reference to someone or something that is known from history, literature, religion politics, sports, science, or another branch of culture. An indirect reference to something (usually from literature etc.).,
Comparison made between two things to show how they are alike,
the repetition of similar vowel sounds followed by different consonant sounds especially in words that are together
In poetry, a type of rhetorical balance in which the second part is syntactically balanced against the first but with the parts reversed.
Coleridge: “Flowers are lovely love is flowerlike.” ,
an elaborate metaphor that compares two things that are startlingly different. Often an extended metaphor.
the associations and emotional overtones that have become attached to a word or phrase in addition to its strict dictionary definition.,
two consecutive rhyming lines of poetry.,
a speaker or writer’s choice of words.,
a poem of mourningusually about someone who has died. This is great praise or commendation alaudatory speech, often about someone who has died.
the meaning of a text, act of interpreting or discovering usually involves close reading and special attention to figurative language.
a type of comedy in which ridiculous and often stereotyped characters are involved in silly far-fetched situations.
Words which are inaccurate if interpreted literally but are used to describe.
Similes and metaphors are common forms.
a scene that interrupts the normal chronological sequence of events in a story to depict something that happened at an earlier time.
A character who acts as contrast to another character. Often a funny side kick to the dashing hero or a villain contrasting the hero.
the use of hints and clues to suggest what will happen later in a plot.
poetry that does not conform to a regular meter or rhyme scheme.
a figure of speech that uses an incredible exaggeration or overstatement for effect. “If I told you once I’ve told you a million times.
the use of language to evoke a picture or a concrete sensation of a person , a thing a place, or an experience.,
a discrepancy between appearances and reality.,
occurs when someone says one thing but really means something else.
takes place when there is a discrepancy between what is expected to happen or what would be appropriate to happen, and what really does happen.

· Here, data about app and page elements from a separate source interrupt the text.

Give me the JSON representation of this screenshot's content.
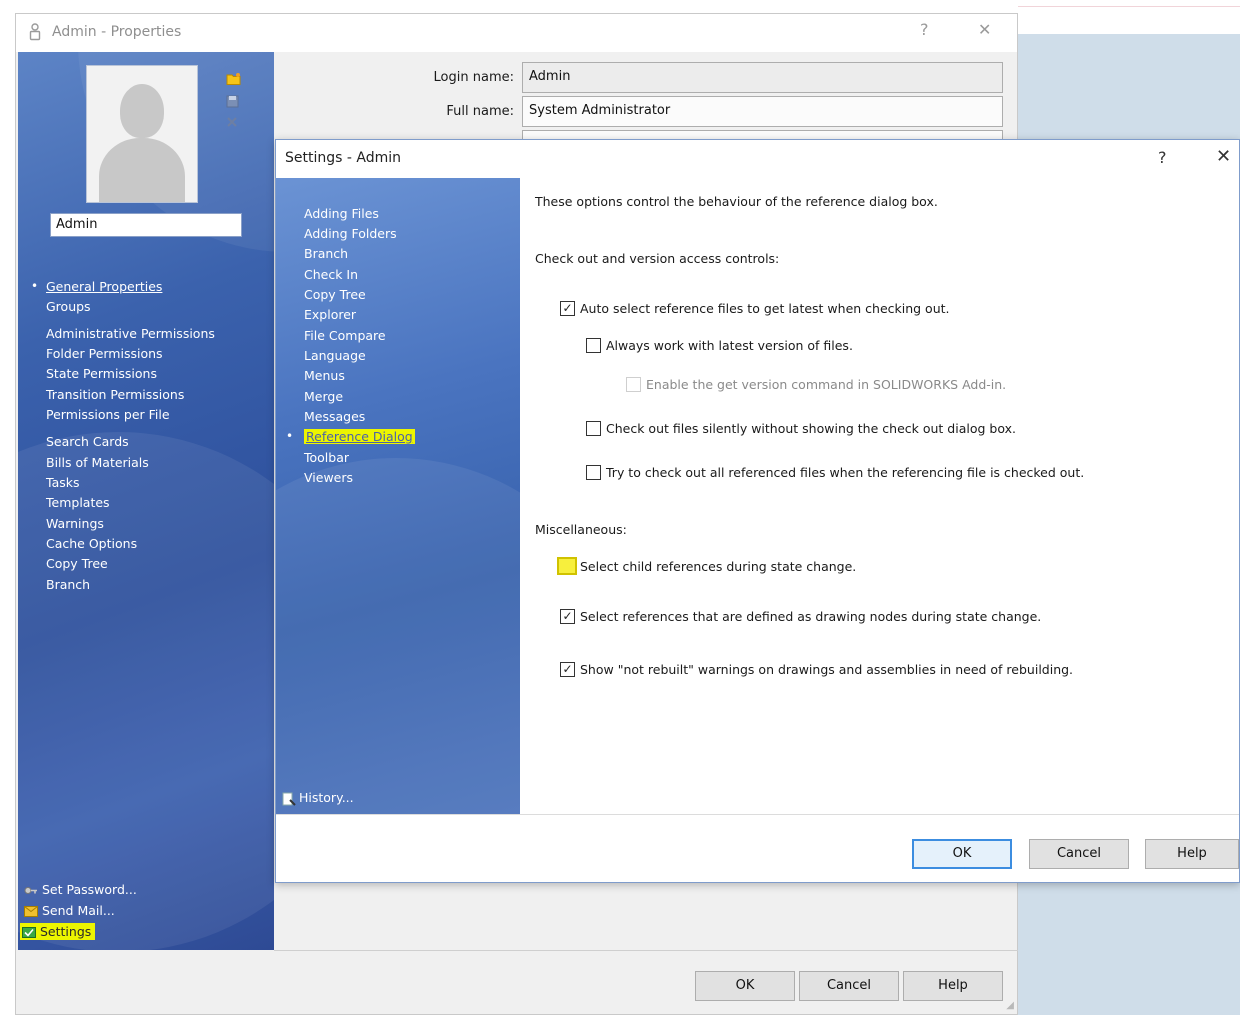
{
  "properties_window": {
    "title": "Admin - Properties",
    "help_glyph": "?",
    "close_glyph": "✕",
    "user_name": "Admin",
    "login_label": "Login name:",
    "login_value": "Admin",
    "fullname_label": "Full name:",
    "fullname_value": "System Administrator",
    "nav": [
      {
        "label": "General Properties",
        "selected": true
      },
      {
        "label": "Groups"
      },
      {
        "label": "Administrative Permissions"
      },
      {
        "label": "Folder Permissions"
      },
      {
        "label": "State Permissions"
      },
      {
        "label": "Transition Permissions"
      },
      {
        "label": "Permissions per File"
      },
      {
        "label": "Search Cards"
      },
      {
        "label": "Bills of Materials"
      },
      {
        "label": "Tasks"
      },
      {
        "label": "Templates"
      },
      {
        "label": "Warnings"
      },
      {
        "label": "Cache Options"
      },
      {
        "label": "Copy Tree"
      },
      {
        "label": "Branch"
      }
    ],
    "bottom_links": {
      "set_password": "Set Password...",
      "send_mail": "Send Mail...",
      "settings": "Settings"
    },
    "buttons": {
      "ok": "OK",
      "cancel": "Cancel",
      "help": "Help"
    }
  },
  "settings_dialog": {
    "title": "Settings - Admin",
    "help_glyph": "?",
    "close_glyph": "✕",
    "nav": [
      "Adding Files",
      "Adding Folders",
      "Branch",
      "Check In",
      "Copy Tree",
      "Explorer",
      "File Compare",
      "Language",
      "Menus",
      "Merge",
      "Messages",
      "Reference Dialog",
      "Toolbar",
      "Viewers"
    ],
    "selected_nav": "Reference Dialog",
    "history_label": "History...",
    "intro": "These options control the behaviour of the reference dialog box.",
    "section1": "Check out and version access controls:",
    "options1": {
      "auto_select": {
        "label": "Auto select reference files to get latest when checking out.",
        "checked": true
      },
      "always_latest": {
        "label": "Always work with latest version of files.",
        "checked": false
      },
      "enable_get_version": {
        "label": "Enable the get version command in SOLIDWORKS Add-in.",
        "checked": false,
        "enabled": false
      },
      "silent_checkout": {
        "label": "Check out files silently without showing the check out dialog box.",
        "checked": false
      },
      "try_checkout_all": {
        "label": "Try to check out all referenced files when the referencing file is checked out.",
        "checked": false
      }
    },
    "section2": "Miscellaneous:",
    "options2": {
      "child_refs": {
        "label": "Select child references during state change.",
        "checked": false
      },
      "drawing_nodes": {
        "label": "Select references that are defined as drawing nodes during state change.",
        "checked": true
      },
      "not_rebuilt": {
        "label": "Show \"not rebuilt\" warnings on drawings and assemblies in need of rebuilding.",
        "checked": true
      }
    },
    "check_glyph": "✓",
    "buttons": {
      "ok": "OK",
      "cancel": "Cancel",
      "help": "Help"
    }
  },
  "colors": {
    "highlight": "#ecf500",
    "nav_blue": "#3b62ad",
    "default_button_border": "#3c8de0"
  }
}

is so called because it is often used on stage. A character in the play or story thinks one thing is true but the audience or reader knows better.
is a form of understatement in which the positive form is emphasized throughthe negation of a negative form: Hawthorne— “…the wearers of petticoat and farthingale…

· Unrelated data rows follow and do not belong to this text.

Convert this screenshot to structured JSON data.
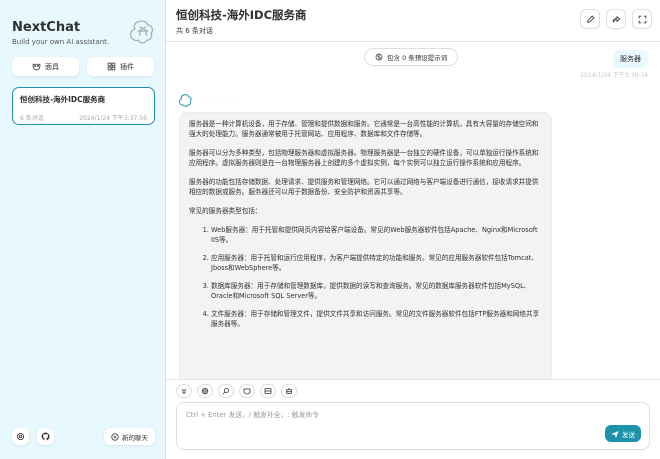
{
  "sidebar": {
    "title": "NextChat",
    "subtitle": "Build your own AI assistant.",
    "mask_button": "面具",
    "plugin_button": "插件",
    "chats": [
      {
        "title": "恒创科技-海外IDC服务商",
        "count": "6 条对话",
        "time": "2024/1/24 下午3:37:56"
      }
    ],
    "new_chat": "新的聊天"
  },
  "header": {
    "title": "恒创科技-海外IDC服务商",
    "subtitle": "共 6 条对话"
  },
  "conversation": {
    "prompt_pill": "包含 0 条预设提示词",
    "user_message": "服务器",
    "user_time": "2024/1/24 下午3:36:34",
    "bot_paragraphs": [
      "服务器是一种计算机设备，用于存储、管理和提供数据和服务。它通常是一台高性能的计算机，具有大容量的存储空间和强大的处理能力。服务器通常被用于托管网站、应用程序、数据库和文件存储等。",
      "服务器可以分为多种类型，包括物理服务器和虚拟服务器。物理服务器是一台独立的硬件设备，可以单独运行操作系统和应用程序。虚拟服务器则是在一台物理服务器上创建的多个虚拟实例，每个实例可以独立运行操作系统和应用程序。",
      "服务器的功能包括存储数据、处理请求、提供服务和管理网络。它可以通过网络与客户端设备进行通信，接收请求并提供相应的数据或服务。服务器还可以用于数据备份、安全防护和资源共享等。",
      "常见的服务器类型包括："
    ],
    "bot_list": [
      "Web服务器：用于托管和提供网页内容给客户端设备。常见的Web服务器软件包括Apache、Nginx和Microsoft IIS等。",
      "应用服务器：用于托管和运行应用程序，为客户端提供特定的功能和服务。常见的应用服务器软件包括Tomcat、Jboss和WebSphere等。",
      "数据库服务器：用于存储和管理数据库，提供数据的读写和查询服务。常见的数据库服务器软件包括MySQL、Oracle和Microsoft SQL Server等。",
      "文件服务器：用于存储和管理文件，提供文件共享和访问服务。常见的文件服务器软件包括FTP服务器和网络共享服务器等。"
    ]
  },
  "input": {
    "placeholder": "Ctrl + Enter 发送，/ 触发补全，: 触发命令",
    "send_label": "发送"
  },
  "colors": {
    "accent": "#1d93ab",
    "sidebar_bg": "#e7f8ff"
  }
}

stepping forth into the public ways and wedging their not unsubstantial persons if occasion were, into the throng…
a poem that does not tell a story but expresses the personal feelings or thoughts of the speaker.
a figure of speech that makes a comparison between two unlike things without the use of such specific words of comparison as likeas, than, or resembles.,
does not state explicitly the two terms of the comparison:
is a metaphor that is extended or developed as far as the writer wants to take it. (conceit if it is quite elaborate).
a figure of speech in which a person, place, or thing, is referred to by something closely associated with it. “We requested from the crown support for our petition.” The crown is used to represent the monarch.
An atmosphere created by a writer’s diction and the details selected.
the use of words whose sounds echo their sense. “Pop.” “Zap.
a figure of speech that combines opposite or contradictory terms in a brief phrase. “Jumbo shrimp.” “Pretty ugly.
a statement that appears self-contradictory, but that reveals a kind of truth.,
the repetition of words or phrases that have similar grammatical structures
a figure of speech in which an object or animal is given human feelings thoughts, or attitudes.,
a poem consisting of four lines, or four lines of a poem that can be considered as a unit.
a word, phrase, line, or group of lines that is repeated, for effect, several times in a poem.
a rise and fall of the voice produced by the alternation of stressed and unstressed syllables in language.
a question asked for an effect, and not actually requiring an answer.
a figure of speech that makes an explicitly comparison between two unlike things using words such as like, as , than, or resembles.,
a long speech made by a character in a play while no other characters are on stage.
a figure of speech in which a part represents the whole.
“If you don’tdrive properly you will lose your wheels.” The wheels represent the entire car.,
the insight about human life that is revealed in a literary work.,
the attitude a writer takes toward the subject of a work, the characters in it, or the audiencerevealed through diction, figurative language, and organization.,